With the permits, according to the Italian government, the refugees may travel without a visa into a number of European countries, including France. France let it be known, however, that it would only accept the ones who had the appropriate financial resources to find employment and/or accommodations. In an interview with TV channel Sky TG24, Interior Minister Maroni said: “We gave out immigrant travel documents and the EU Commission recognized them. It declared that Italy was adhering to the Schengen Rules. Freedom of travel is open to anyone who has the proper papers and wants to go to France.”

France found some support in Germany. Bavarian Interior Minister Joachim Herrmann (CSU) criticized the Italian authorities for giving temporary residence permits to Tunisian refugees, and expressed understanding for Paris’s attitude. The behavior of the Italian government, he said, was going too far, according to an early report in the Passau New Press. Italy’s actions “clearly violated the basic principles of partnership in Europe and the spirit of Schengen and Dublin II.” According to the report, he further said “This undermines all the agreements we have reached. In south Bavaria, we are using random police checks to see whether anyone is coming into Germany by such means.”

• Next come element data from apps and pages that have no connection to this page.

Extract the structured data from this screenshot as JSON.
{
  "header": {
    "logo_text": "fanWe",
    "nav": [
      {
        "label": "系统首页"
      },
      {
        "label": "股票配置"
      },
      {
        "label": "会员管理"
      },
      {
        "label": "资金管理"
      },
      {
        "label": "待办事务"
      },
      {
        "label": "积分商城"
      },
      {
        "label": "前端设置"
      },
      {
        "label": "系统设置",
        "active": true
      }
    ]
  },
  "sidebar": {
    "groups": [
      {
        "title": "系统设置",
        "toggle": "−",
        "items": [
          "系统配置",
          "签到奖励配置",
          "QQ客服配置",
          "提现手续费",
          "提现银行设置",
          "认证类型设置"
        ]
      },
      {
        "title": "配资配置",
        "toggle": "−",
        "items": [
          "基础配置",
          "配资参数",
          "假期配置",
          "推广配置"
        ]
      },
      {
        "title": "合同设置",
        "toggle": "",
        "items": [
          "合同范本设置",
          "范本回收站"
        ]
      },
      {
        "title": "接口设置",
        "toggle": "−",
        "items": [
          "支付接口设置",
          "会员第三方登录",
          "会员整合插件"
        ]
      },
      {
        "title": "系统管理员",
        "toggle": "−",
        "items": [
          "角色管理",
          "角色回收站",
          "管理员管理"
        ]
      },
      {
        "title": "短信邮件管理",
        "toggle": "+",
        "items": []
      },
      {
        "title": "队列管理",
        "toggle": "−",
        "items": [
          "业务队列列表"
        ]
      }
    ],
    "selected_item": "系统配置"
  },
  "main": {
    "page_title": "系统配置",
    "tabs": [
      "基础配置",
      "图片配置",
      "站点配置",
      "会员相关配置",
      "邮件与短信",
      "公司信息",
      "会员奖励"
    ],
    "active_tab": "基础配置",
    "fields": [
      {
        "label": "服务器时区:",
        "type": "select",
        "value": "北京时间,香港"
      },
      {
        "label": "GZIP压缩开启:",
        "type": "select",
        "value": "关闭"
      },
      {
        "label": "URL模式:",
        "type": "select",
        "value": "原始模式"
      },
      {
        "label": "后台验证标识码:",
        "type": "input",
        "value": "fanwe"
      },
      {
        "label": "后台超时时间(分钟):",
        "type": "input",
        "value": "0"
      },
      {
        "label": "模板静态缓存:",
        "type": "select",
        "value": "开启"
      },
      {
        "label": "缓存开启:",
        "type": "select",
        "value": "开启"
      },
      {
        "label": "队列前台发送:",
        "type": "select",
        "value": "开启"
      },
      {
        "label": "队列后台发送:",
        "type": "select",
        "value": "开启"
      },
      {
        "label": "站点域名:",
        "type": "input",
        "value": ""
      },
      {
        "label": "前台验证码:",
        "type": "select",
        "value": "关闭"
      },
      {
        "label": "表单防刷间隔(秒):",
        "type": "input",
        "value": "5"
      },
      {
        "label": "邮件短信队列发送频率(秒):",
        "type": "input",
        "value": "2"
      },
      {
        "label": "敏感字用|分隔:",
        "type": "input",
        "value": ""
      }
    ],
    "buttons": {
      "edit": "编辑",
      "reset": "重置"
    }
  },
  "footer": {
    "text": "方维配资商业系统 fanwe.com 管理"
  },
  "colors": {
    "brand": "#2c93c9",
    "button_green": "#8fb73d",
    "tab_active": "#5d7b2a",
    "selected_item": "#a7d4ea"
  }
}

The third article is from Blick:

Greeks and Immigrants Demonstrate Against Immigration Policy

April 24, 2012

Athens — On Tuesday, hundreds of Greeks and immigrants demonstrated against the toughening of immigration policy. They warned against the possible entry into parliament of the fascist party Chrysi Avgi in the May 6th election.

The demonstrators ran through the inner city to parliament. Speaking in chorus, they opposed the “hunts” for immigrants organized in several poor sections of Athens by Chrysi Avgi (Golden Dawn). Leading the march of demonstrators was a banner in Greek and English which read “No to concentration camps!” Greece has endured a flood of refugees for years and is overwhelmed by the situation.

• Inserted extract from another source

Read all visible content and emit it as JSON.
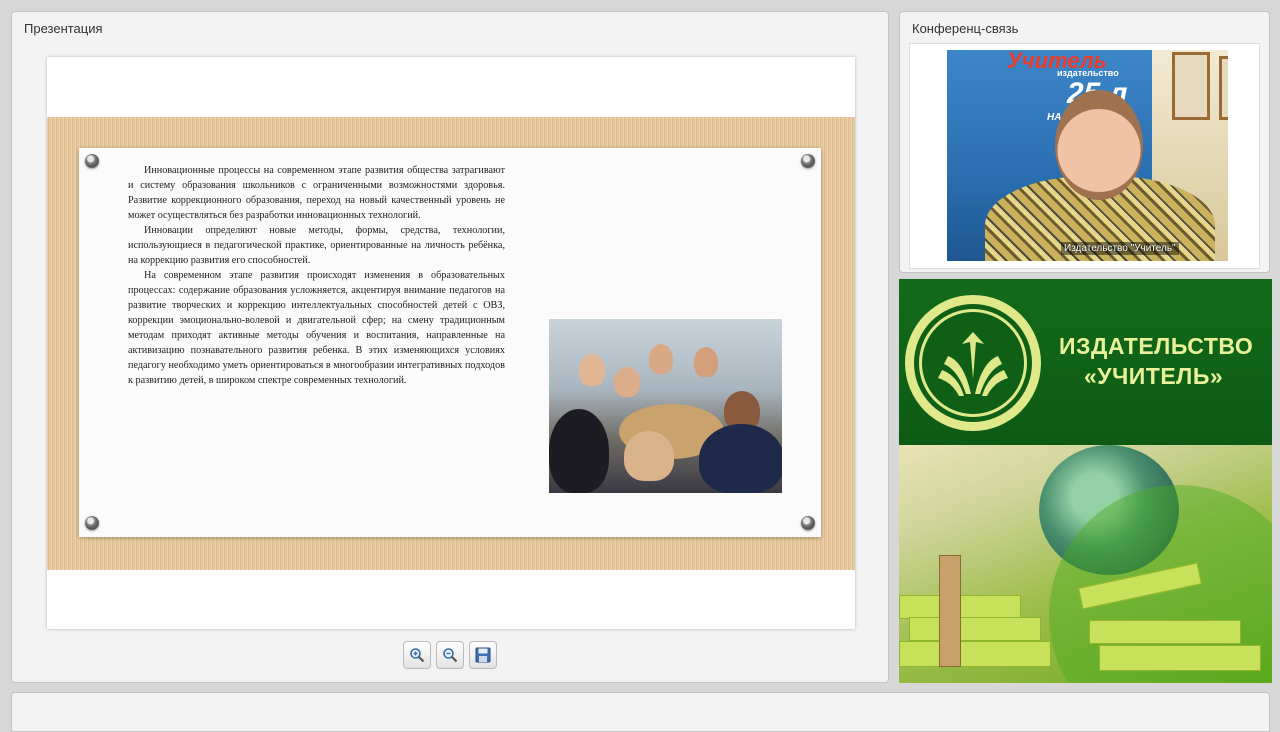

The country does not have sufficient reception centers. Applications for asylum are processed sluggishly. Several EU countries have fired off a deportation ban at Greece. Europeans for Human Rights has in past years sharply criticized the taking into custody and living conditions for asylum seekers in Greece.

And the final article, also from Blick:

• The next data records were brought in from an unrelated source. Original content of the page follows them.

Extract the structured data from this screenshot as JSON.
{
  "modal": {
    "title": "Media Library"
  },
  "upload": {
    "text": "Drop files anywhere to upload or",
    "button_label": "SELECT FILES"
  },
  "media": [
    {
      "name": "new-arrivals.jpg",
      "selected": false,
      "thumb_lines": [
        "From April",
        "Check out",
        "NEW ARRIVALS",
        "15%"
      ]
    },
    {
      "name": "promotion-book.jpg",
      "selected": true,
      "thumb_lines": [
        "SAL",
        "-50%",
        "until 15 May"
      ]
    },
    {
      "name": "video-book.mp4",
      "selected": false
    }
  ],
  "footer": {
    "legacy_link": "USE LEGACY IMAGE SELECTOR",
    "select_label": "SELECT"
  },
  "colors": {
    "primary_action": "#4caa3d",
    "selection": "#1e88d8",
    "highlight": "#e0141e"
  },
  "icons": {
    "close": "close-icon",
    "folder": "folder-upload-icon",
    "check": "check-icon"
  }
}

Uncertain Living Conditions for Immigrants Without Papers in Morocco

March 3, 2013

Bern — The aid organization, Doctors Without Borders (MSF) has published a report showing the conflict between European immigration policy and the fundamental human rights of immigrants in Morocco.

In the report, “Trapped at the Gates of Europe,” the uncertain living conditions of undocumented immigrants from countries south of the Sahara, as well as the widespread criminal and institutional violence against them, are addressed. Morocco, it says, is being forced to change — because of increasingly stricter border controls in the EU — from a transit country to a residential destination, and this makes the immigrants still more vulnerable. The implementation of an immigration policy which undermines human rights is having its effect on the health of the immigrants. Among others, there are also victims of sexual violence and of human trafficking, who received no particular support or protection from the authorities, the report says.

Further reading: The articles below, all collected within the past week for the news feed, concern the current wave of illegal immigrants on the European side of the Mediterranean: